A recent article in the New York Times, titled “For Email Newsletters, a Death Greatly Exaggerated,” challenged the assertion that email marketing, and email newsletters in particular, are rapidly becoming irrelevant in a marketing landscape dominated by social media. Instead, the article claims that email newsletters “are not only still around, but very much on the march.”
Unlike social media and general Internet searching, which contain overwhelming amounts of information, email newsletters curate and/or summarize the most relevant stories for the target audience, the article says. The article notes, “At a time when lots of news and information is whizzing by online, email newsletters — some free, some not — help us figure out what’s worth paying attention to.”
Because readers choose to subscribe to certain email newsletters based on their interests, newsletters serve as a platform that offers tailored content in an easy-to-read list form. Email newsletters can consist of a list of summaries and links to news sources, or may contain original articles, videos, and other content. The article states, “An email newsletter generally shows up in your inbox because you asked for it and it includes links to content you have deemed relevant. In other words, it’s important content you want in list form, which seems like a suddenly modern approach.”
The targeted (and modern) approach of email newsletters leads to many subscriptions and a high open rate. For instance, the article says that Quartz sends its daily email to 75,000 subscribers, and about half of the recipients open it. In addition, MailChimp is sending over 400 million business-to-consumer emails and email newsletters every day, and is growing at a rate of more than 10,000 users a day.
“Legitimate organizations who care about their customers know email marketing is far from dead – in fact it’s the lifeblood of their customer relationship management (CRM) programs,” says Karen Talavera, President Synchronicity Marketing and a DMA email marketing instructor. “Consumers enjoy the savings, exclusivity and empowered shopping experiences email delivers, while business people thrive on content, education and reminders pushed straight to their inboxes – information they otherwise wouldn’t have time to track down.
“Commercial email is far more ‘trusted steed’ than the cockroach mentioned in this article, and it is high time we give it its due as the under-appreciated, often taken-for-granted workshorse of marketing,” she says.
The article acknowledged that the use of email may be declining in certain demographics, such as young people, but a Quartz study indicated that email newsletters were the most popular news source for executives.
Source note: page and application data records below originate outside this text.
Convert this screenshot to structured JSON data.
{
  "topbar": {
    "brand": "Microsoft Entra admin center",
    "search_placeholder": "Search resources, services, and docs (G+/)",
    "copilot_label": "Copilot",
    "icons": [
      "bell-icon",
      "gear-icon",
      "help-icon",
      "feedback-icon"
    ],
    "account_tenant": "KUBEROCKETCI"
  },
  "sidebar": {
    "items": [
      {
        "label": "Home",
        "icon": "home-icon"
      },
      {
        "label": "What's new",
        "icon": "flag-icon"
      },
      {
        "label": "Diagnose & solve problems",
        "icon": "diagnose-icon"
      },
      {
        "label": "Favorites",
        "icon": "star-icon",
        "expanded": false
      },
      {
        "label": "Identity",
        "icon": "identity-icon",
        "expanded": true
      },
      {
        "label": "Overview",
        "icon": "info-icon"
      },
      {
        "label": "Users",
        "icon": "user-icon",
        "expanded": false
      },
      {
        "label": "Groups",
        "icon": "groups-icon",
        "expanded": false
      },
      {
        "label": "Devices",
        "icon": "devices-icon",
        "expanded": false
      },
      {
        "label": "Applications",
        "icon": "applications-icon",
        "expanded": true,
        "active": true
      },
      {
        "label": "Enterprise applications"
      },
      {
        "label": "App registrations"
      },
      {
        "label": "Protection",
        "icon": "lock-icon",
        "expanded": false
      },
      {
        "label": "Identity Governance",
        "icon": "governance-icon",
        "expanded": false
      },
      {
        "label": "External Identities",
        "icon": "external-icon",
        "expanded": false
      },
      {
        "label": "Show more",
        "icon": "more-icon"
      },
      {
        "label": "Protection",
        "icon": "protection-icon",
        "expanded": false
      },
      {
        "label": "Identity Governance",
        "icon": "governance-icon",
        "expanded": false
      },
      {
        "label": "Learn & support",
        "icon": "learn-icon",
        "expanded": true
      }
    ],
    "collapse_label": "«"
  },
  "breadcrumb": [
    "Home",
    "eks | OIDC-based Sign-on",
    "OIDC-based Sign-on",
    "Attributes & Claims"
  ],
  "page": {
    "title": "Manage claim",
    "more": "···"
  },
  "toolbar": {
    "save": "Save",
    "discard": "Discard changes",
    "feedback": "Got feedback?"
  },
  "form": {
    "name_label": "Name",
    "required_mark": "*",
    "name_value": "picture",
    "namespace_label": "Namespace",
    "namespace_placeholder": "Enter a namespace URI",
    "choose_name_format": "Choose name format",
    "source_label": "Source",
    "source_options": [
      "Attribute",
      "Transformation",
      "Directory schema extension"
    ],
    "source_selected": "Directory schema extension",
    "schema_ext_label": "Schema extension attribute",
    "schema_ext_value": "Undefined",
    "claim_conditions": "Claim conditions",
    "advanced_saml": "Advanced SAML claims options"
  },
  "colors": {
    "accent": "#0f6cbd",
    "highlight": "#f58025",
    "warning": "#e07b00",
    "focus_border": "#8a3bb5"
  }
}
Specifically, 60% of global executives read an email newsletter as one of their first three news sources they check daily, outperforming the Internet and mobile apps.
Email newsletters are not dead, but have evolved according to consumer demand. With targeted content, subscription service, and user-friendly formatting, email newsletters remain important to marketers, news outlets, and most of all, consumers.